Dataset entries:
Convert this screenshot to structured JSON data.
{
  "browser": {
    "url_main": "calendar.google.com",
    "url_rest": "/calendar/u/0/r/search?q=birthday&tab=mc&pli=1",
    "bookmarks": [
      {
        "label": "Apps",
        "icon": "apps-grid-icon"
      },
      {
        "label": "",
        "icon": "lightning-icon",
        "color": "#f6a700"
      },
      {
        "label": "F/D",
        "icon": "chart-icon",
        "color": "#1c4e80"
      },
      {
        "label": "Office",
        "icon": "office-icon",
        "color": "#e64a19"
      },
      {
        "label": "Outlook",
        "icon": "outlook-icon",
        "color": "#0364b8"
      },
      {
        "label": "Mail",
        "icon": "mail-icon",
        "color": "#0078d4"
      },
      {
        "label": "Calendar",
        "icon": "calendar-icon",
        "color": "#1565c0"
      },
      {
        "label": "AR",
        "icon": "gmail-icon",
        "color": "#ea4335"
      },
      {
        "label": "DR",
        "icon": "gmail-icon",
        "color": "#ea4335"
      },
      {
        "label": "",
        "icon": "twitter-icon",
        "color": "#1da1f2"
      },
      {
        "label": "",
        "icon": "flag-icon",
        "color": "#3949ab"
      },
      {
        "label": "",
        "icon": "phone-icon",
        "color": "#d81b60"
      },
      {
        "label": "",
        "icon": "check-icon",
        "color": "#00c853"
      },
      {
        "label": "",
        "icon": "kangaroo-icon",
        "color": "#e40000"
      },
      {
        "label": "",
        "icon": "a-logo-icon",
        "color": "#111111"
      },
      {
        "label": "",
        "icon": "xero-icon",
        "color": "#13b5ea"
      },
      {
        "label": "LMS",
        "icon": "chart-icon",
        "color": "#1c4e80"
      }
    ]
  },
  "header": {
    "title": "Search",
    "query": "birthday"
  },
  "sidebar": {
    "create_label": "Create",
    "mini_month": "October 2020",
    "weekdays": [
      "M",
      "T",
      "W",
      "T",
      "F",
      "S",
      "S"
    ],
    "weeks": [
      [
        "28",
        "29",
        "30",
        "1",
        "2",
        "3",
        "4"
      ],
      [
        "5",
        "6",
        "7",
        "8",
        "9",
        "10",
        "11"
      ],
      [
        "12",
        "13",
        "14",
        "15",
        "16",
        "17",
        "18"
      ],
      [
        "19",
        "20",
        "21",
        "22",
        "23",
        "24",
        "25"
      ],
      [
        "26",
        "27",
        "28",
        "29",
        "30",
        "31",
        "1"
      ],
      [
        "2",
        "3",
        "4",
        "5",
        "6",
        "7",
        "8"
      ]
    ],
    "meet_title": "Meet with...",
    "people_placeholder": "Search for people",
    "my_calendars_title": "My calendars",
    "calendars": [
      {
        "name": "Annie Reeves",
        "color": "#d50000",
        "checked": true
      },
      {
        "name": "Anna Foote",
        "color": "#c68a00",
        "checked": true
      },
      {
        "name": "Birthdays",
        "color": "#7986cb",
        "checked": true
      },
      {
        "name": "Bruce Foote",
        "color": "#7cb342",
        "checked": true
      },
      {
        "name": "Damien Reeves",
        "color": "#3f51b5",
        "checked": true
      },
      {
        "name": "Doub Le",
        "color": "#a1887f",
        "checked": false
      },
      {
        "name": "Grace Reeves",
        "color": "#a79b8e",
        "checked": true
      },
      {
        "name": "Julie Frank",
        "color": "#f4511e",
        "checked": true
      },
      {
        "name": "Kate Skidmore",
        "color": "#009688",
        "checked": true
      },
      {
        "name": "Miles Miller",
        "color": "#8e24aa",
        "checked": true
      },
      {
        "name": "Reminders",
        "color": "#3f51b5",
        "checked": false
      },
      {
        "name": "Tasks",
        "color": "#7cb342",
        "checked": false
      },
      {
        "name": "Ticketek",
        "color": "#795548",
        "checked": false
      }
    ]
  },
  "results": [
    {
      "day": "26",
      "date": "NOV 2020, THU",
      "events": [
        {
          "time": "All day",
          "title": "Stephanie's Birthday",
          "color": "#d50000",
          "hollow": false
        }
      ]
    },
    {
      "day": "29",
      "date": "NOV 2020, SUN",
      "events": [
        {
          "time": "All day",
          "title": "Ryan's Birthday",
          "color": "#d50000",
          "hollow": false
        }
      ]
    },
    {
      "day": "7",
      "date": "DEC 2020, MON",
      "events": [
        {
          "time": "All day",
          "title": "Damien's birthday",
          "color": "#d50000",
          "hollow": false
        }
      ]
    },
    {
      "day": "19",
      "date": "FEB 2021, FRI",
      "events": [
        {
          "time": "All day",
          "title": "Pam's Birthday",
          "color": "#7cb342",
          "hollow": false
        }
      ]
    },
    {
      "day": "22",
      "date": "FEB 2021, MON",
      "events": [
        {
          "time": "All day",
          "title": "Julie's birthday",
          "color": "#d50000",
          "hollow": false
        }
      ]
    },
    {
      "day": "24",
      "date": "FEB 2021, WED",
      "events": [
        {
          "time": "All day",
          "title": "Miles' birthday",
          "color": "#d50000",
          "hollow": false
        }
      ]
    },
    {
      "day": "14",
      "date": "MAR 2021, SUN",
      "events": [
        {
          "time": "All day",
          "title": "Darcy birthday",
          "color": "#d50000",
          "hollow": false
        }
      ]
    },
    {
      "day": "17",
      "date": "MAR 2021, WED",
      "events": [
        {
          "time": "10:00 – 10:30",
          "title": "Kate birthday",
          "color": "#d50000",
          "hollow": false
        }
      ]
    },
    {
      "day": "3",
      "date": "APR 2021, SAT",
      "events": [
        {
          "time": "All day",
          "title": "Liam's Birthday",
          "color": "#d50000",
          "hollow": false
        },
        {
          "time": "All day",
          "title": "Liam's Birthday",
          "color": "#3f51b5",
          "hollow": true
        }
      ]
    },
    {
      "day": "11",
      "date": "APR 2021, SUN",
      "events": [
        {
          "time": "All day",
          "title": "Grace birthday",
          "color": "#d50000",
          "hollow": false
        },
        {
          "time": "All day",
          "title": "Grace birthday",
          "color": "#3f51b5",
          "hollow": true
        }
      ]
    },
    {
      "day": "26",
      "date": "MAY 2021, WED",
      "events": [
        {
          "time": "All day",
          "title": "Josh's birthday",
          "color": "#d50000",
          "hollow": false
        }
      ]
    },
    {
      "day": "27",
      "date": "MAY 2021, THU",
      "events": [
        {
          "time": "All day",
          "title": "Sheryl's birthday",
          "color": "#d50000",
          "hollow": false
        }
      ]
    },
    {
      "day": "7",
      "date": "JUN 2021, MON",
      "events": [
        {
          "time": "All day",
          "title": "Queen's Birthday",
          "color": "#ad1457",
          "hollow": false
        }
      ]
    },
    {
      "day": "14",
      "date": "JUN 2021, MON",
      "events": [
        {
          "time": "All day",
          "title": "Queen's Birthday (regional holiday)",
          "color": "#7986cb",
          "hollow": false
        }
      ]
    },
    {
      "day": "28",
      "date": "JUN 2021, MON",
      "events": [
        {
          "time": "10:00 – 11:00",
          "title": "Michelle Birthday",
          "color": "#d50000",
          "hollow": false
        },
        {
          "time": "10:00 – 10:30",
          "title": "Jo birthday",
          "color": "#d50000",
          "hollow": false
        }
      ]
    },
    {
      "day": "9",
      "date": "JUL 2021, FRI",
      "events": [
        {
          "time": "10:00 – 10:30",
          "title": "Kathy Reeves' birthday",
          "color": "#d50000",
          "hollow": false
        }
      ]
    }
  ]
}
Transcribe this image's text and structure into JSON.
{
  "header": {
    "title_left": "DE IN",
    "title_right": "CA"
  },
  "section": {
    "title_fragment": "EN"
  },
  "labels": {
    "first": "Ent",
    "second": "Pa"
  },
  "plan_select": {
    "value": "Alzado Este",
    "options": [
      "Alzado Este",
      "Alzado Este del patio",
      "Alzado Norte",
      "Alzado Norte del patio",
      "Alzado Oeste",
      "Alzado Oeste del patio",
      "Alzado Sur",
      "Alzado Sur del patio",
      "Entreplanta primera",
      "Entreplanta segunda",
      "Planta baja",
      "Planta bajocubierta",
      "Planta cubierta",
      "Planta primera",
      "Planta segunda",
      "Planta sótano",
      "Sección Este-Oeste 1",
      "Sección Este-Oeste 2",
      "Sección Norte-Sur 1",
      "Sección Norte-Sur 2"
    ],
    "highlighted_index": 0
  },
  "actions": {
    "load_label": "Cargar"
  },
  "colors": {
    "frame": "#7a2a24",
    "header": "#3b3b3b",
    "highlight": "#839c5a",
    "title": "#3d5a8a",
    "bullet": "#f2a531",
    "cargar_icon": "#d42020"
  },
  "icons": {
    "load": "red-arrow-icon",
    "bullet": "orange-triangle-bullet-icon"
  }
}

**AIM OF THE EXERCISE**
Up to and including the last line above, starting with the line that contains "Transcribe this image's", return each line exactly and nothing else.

**PROBLEM SOLUTION**
Transcribe this image's text and structure into JSON.
{
  "header": {
    "title_left": "DE IN",
    "title_right": "CA"
  },
  "section": {
    "title_fragment": "EN"
  },
  "labels": {
    "first": "Ent",
    "second": "Pa"
  },
  "plan_select": {
    "value": "Alzado Este",
    "options": [
      "Alzado Este",
      "Alzado Este del patio",
      "Alzado Norte",
      "Alzado Norte del patio",
      "Alzado Oeste",
      "Alzado Oeste del patio",
      "Alzado Sur",
      "Alzado Sur del patio",
      "Entreplanta primera",
      "Entreplanta segunda",
      "Planta baja",
      "Planta bajocubierta",
      "Planta cubierta",
      "Planta primera",
      "Planta segunda",
      "Planta sótano",
      "Sección Este-Oeste 1",
      "Sección Este-Oeste 2",
      "Sección Norte-Sur 1",
      "Sección Norte-Sur 2"
    ],
    "highlighted_index": 0
  },
  "actions": {
    "load_label": "Cargar"
  },
  "colors": {
    "frame": "#7a2a24",
    "header": "#3b3b3b",
    "highlight": "#839c5a",
    "title": "#3d5a8a",
    "bullet": "#f2a531",
    "cargar_icon": "#d42020"
  },
  "icons": {
    "load": "red-arrow-icon",
    "bullet": "orange-triangle-bullet-icon"
  }
}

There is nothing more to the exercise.